**EXERCISE INSTRUCTIONS**: Reproduce the records below exactly as they appear.

[Website and app data records]
□ □ □ □
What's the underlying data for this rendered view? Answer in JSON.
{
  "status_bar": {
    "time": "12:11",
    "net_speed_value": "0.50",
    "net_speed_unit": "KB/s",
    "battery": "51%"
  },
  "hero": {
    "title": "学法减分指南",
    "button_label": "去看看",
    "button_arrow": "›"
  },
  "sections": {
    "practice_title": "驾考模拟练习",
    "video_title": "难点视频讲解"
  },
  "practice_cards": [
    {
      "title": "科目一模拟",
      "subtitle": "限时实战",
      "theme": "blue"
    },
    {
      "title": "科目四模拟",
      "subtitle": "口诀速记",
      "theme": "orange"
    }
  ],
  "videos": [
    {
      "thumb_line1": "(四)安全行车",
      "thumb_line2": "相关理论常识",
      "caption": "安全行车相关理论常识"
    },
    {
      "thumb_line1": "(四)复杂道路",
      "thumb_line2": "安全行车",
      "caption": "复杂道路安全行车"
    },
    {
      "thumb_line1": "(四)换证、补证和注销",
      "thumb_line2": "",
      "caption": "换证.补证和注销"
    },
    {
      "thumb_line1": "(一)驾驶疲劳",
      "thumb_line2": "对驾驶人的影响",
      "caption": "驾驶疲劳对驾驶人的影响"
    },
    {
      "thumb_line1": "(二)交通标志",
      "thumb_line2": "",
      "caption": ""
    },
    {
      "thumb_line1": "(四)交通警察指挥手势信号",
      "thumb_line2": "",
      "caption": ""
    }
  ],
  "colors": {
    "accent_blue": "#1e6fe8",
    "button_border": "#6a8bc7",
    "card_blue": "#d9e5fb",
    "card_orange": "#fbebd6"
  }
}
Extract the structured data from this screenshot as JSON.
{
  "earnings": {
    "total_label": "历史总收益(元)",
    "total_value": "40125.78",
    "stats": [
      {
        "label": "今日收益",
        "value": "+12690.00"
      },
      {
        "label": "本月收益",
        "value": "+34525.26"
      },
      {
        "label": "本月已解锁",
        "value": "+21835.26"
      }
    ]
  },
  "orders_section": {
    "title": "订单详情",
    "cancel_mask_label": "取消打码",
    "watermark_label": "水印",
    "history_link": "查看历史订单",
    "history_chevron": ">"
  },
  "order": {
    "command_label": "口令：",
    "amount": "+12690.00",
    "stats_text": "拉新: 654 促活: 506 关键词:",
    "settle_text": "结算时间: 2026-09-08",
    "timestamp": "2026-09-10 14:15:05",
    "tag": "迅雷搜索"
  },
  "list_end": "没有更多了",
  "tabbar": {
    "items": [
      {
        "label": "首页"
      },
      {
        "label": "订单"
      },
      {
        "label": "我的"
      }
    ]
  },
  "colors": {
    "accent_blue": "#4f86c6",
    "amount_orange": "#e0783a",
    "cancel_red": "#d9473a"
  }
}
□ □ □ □
**WRITTEN RESPONSE**:
What's the underlying data for this rendered view? Answer in JSON.
{
  "status_bar": {
    "time": "12:11",
    "net_speed_value": "0.50",
    "net_speed_unit": "KB/s",
    "battery": "51%"
  },
  "hero": {
    "title": "学法减分指南",
    "button_label": "去看看",
    "button_arrow": "›"
  },
  "sections": {
    "practice_title": "驾考模拟练习",
    "video_title": "难点视频讲解"
  },
  "practice_cards": [
    {
      "title": "科目一模拟",
      "subtitle": "限时实战",
      "theme": "blue"
    },
    {
      "title": "科目四模拟",
      "subtitle": "口诀速记",
      "theme": "orange"
    }
  ],
  "videos": [
    {
      "thumb_line1": "(四)安全行车",
      "thumb_line2": "相关理论常识",
      "caption": "安全行车相关理论常识"
    },
    {
      "thumb_line1": "(四)复杂道路",
      "thumb_line2": "安全行车",
      "caption": "复杂道路安全行车"
    },
    {
      "thumb_line1": "(四)换证、补证和注销",
      "thumb_line2": "",
      "caption": "换证.补证和注销"
    },
    {
      "thumb_line1": "(一)驾驶疲劳",
      "thumb_line2": "对驾驶人的影响",
      "caption": "驾驶疲劳对驾驶人的影响"
    },
    {
      "thumb_line1": "(二)交通标志",
      "thumb_line2": "",
      "caption": ""
    },
    {
      "thumb_line1": "(四)交通警察指挥手势信号",
      "thumb_line2": "",
      "caption": ""
    }
  ],
  "colors": {
    "accent_blue": "#1e6fe8",
    "button_border": "#6a8bc7",
    "card_blue": "#d9e5fb",
    "card_orange": "#fbebd6"
  }
}
Extract the structured data from this screenshot as JSON.
{
  "earnings": {
    "total_label": "历史总收益(元)",
    "total_value": "40125.78",
    "stats": [
      {
        "label": "今日收益",
        "value": "+12690.00"
      },
      {
        "label": "本月收益",
        "value": "+34525.26"
      },
      {
        "label": "本月已解锁",
        "value": "+21835.26"
      }
    ]
  },
  "orders_section": {
    "title": "订单详情",
    "cancel_mask_label": "取消打码",
    "watermark_label": "水印",
    "history_link": "查看历史订单",
    "history_chevron": ">"
  },
  "order": {
    "command_label": "口令：",
    "amount": "+12690.00",
    "stats_text": "拉新: 654 促活: 506 关键词:",
    "settle_text": "结算时间: 2026-09-08",
    "timestamp": "2026-09-10 14:15:05",
    "tag": "迅雷搜索"
  },
  "list_end": "没有更多了",
  "tabbar": {
    "items": [
      {
        "label": "首页"
      },
      {
        "label": "订单"
      },
      {
        "label": "我的"
      }
    ]
  },
  "colors": {
    "accent_blue": "#4f86c6",
    "amount_orange": "#e0783a",
    "cancel_red": "#d9473a"
  }
}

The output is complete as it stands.